Americans have always loved a good conspiracy theory. In the 1840s, a group of citizens argued that famed explorer Meriwether Lewis hadn’t shot himself, but had been murdered. Another theory, exposed in a 1979 book, suggested that America had developed an invisible warship in 1943. Charles Berlitz, the author who made this theory famous, was already well known for revealing the secrets of the Bermuda Triangle.
There was a time when these diversions from the truth were mostly harmless. Mass media outlets ignored them, so they were forced to spread through word of mouth. For the most part, conspiracy theories only interested an isolated group of curious crackpots.
But since the advent of the Internet, these theories have become unavoidable. Social media has made everyone a content creator and expert. And the speed that misinformation has spread about COVID-19 has proven that we’re living in perilous times.
Christians and conspiracy theories
This last week, I’ve had so many fellow evangelicals sharing bogus videos and links promising to reveal the “truth about COVID-19.” As social media platforms removed false information (because it put people at risk), it only seemed to feed into the conspiratorial fire of the posters.
Over and over, I would run into comments about how “the sheeple” needed to wake up because “they’re” keeping the truth from us.
The sheer number of Christians sharing conspiracy theories desperately needs to be addressed. The gospel already requires people to suspend a certain amount of disbelief to embrace something that—at first hearing—sounds incredibly fanciful. It doesn’t do us any favors if the messengers are known for spreading half-truths and nonsense.
Churches need to teach their members about discernment, now more than ever. I believe that evangelical Christians are particularly susceptible to believing dangerous conspiracy theories, and they need to learn how to become more discerning.
Here are 3 reasons why Christians are prone to believe in conspiracy theories.

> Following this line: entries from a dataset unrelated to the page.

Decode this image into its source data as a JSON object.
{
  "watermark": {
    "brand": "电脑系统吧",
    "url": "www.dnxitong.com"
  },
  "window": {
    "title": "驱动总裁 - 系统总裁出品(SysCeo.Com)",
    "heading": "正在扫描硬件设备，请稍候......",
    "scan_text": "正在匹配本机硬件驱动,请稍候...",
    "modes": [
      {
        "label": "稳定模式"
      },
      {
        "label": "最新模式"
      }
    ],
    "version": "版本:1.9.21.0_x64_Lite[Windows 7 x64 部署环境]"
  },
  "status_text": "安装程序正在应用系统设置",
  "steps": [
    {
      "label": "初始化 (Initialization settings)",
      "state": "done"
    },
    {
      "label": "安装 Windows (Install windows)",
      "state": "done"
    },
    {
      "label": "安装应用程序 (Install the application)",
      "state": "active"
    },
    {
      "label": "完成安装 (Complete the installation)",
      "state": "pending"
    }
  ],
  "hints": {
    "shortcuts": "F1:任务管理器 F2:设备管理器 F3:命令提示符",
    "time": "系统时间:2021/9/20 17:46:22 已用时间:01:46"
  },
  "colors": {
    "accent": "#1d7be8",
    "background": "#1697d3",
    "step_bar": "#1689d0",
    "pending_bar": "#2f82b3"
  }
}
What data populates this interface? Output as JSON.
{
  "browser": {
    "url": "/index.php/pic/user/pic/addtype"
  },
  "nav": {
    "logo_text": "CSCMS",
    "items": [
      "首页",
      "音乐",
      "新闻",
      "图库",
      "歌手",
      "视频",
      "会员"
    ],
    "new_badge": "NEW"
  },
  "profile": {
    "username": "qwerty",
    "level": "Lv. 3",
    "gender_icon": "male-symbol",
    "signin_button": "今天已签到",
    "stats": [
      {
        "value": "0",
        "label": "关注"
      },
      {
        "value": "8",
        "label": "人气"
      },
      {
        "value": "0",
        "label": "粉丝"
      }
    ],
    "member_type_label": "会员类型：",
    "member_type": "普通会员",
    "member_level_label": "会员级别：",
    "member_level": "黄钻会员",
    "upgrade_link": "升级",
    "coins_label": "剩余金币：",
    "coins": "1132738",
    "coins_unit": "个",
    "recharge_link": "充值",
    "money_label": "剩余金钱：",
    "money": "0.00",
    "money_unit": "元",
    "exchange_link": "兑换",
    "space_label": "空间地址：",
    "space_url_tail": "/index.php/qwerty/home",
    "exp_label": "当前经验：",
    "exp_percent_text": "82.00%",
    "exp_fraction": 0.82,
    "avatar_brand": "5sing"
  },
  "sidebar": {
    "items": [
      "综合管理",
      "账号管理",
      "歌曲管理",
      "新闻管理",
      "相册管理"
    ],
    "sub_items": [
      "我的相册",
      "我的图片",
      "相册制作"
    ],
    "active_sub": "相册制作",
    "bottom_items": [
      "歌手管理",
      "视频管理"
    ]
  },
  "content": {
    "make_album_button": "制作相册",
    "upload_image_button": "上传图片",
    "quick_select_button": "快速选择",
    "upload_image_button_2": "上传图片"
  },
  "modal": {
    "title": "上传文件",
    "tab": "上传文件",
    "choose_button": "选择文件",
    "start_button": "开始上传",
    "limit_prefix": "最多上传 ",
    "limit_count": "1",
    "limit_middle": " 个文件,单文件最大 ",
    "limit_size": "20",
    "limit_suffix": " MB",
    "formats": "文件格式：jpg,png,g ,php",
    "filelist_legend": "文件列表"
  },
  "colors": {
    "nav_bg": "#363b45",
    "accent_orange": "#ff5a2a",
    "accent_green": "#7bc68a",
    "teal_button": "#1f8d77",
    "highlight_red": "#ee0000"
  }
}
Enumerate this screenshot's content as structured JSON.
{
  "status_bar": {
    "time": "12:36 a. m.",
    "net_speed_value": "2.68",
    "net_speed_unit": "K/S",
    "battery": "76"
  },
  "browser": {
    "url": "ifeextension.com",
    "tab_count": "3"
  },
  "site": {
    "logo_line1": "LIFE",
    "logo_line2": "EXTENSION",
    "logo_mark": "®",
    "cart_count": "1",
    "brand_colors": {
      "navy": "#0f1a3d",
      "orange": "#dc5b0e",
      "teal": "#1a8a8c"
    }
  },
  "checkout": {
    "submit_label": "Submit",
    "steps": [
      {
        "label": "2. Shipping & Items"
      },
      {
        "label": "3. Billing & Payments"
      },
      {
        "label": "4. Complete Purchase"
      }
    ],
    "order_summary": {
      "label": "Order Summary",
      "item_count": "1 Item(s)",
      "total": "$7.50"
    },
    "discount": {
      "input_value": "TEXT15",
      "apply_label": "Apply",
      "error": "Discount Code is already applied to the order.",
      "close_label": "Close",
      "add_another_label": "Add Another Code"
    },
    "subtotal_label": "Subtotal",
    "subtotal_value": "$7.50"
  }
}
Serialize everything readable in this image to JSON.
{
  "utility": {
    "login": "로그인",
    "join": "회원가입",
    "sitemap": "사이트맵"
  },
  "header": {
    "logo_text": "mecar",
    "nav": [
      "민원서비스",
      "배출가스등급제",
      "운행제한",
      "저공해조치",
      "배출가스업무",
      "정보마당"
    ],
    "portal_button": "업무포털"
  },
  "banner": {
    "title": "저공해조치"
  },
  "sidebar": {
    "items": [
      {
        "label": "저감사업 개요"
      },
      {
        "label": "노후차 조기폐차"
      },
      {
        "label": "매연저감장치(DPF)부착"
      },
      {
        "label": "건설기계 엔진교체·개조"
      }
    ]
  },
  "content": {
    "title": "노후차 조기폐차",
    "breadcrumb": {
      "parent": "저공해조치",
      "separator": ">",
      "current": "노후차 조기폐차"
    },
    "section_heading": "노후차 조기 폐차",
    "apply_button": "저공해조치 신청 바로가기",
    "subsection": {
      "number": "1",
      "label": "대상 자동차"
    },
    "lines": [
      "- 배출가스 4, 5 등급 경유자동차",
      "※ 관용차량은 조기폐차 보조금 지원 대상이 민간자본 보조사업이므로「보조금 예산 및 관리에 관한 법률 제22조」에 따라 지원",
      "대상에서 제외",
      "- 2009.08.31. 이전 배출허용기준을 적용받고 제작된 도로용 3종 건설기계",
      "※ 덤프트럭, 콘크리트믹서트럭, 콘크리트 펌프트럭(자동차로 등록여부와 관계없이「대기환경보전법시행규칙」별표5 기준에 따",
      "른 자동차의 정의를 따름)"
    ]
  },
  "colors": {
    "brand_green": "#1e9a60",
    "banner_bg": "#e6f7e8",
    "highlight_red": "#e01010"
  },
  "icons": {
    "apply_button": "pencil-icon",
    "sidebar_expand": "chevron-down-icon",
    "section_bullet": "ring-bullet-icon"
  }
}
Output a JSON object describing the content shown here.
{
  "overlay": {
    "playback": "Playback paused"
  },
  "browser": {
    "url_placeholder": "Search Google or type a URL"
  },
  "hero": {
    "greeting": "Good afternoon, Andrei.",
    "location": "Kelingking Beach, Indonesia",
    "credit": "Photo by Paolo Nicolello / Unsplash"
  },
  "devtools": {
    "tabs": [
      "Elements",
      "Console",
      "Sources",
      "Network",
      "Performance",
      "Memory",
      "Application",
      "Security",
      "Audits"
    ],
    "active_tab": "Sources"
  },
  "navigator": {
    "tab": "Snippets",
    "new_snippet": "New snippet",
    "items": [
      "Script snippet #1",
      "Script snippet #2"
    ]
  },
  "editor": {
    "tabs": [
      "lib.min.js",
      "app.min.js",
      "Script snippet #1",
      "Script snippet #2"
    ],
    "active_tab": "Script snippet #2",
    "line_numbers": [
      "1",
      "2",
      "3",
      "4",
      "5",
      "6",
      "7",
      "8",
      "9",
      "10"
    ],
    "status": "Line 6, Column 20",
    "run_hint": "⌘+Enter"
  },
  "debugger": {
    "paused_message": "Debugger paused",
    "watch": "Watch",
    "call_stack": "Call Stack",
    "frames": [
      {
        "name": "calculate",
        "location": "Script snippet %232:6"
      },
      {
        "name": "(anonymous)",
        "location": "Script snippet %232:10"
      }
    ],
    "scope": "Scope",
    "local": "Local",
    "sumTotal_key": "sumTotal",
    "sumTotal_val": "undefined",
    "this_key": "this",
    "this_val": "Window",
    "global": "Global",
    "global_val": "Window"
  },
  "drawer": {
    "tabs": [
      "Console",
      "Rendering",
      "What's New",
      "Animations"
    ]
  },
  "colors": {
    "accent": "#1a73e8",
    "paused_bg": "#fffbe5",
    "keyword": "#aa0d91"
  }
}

1. We base our faith on special revelation
The whole nature of Christianity (or any of the other three major religions) involves special revelation. The Christian faith revolves around information that others don’t know or are intentionally suppressing. Christians know something that others don’t. Since special revelation is so central to the Christian faith, it’s less of a leap to accept the idea that other vital information is only received by, understood by, and accepted by a chosen few.
2. There’s a secret evil plot at the center of reality
An essential element of evangelical Christianity is the knowledge of a secret, diabolic plan at work in the world. The devil and his fiendish legions are hard at work, making everything and everyone terrible. This knowledge is bolstered by the theological conviction that all human beings suffer from “total depravity™”.
I don’t know if you’ve ever noticed it, but no one creates conspiracy theories about good people doing secret acts of love and kindness. These theories all revolve around bad people doing bad things and keeping essential information from others. And Christians are particularly inclined to be receptive to the idea of secret intrigues.
3. The intersection of Christianity and political partisanism
A 2015 study of political knowledge and trust as it relates to sharing conspiracy theories was particularly informative. Political scientists Joanne Miller, Kyle Saunders, and Christina Farhart found that people on both sides of the political spectrum tended to believe whatever theories would paint their ideological opponents in a terrible light.
But what they discovered was that trust in political systems tended to diminish the spread of conspiracies, as did the gathering of more information. When one believed systems of government were more neutral, and people generally wanted to do what was right, they were less likely to believe “out of the box” conspiracy theories. And the more information they gathered decreased their acceptance of conspiracies.
However, there was a point where gathering information couldn’t offset a lack of trust. If someone’s confidence in the government was low enough, information wasn’t a parachute—it was a weight. People who are highly informed but have little trust become the ideal outlet for pushing conspiracies.
The study ultimately found that conspiracy theories were more likely to be shared by a specific type of conservative: one with a rock-bottom level of trust in people and systems but a high interest in current affairs. This is a pretty fair description of a lot of American Christians who already believe that human beings are completely and utterly depraved and broken. When you factor in the cynicism and suspicion toward systems and governments, you have the ideal breeding ground for conspiratorial ideas.
In fact, most of us have been trained not to trust experts. We’ve been led to believe that a single Ken Ham book can protect us from the evil intents of the scientific community.
We need to be honest with ourselves
Look, I’m a Christian whose beliefs tend towards evangelicalism. I recognize how my perspectives easily pull me toward believing in conspiracy theories. This post isn’t a dig at Christians. It’s simply intended to demonstrate why evangelicals seem so easily taken in by wild, but untrue, stories. We need to recognize this tendency and discover disciplines and strategies that can make us more discerning. Because right now, we’re destroying our credibility and undermining the gospel. And it’s got to stop.
In the next couple of days, I’ll publish a post with some suggestions for combating this predisposition toward falsehood.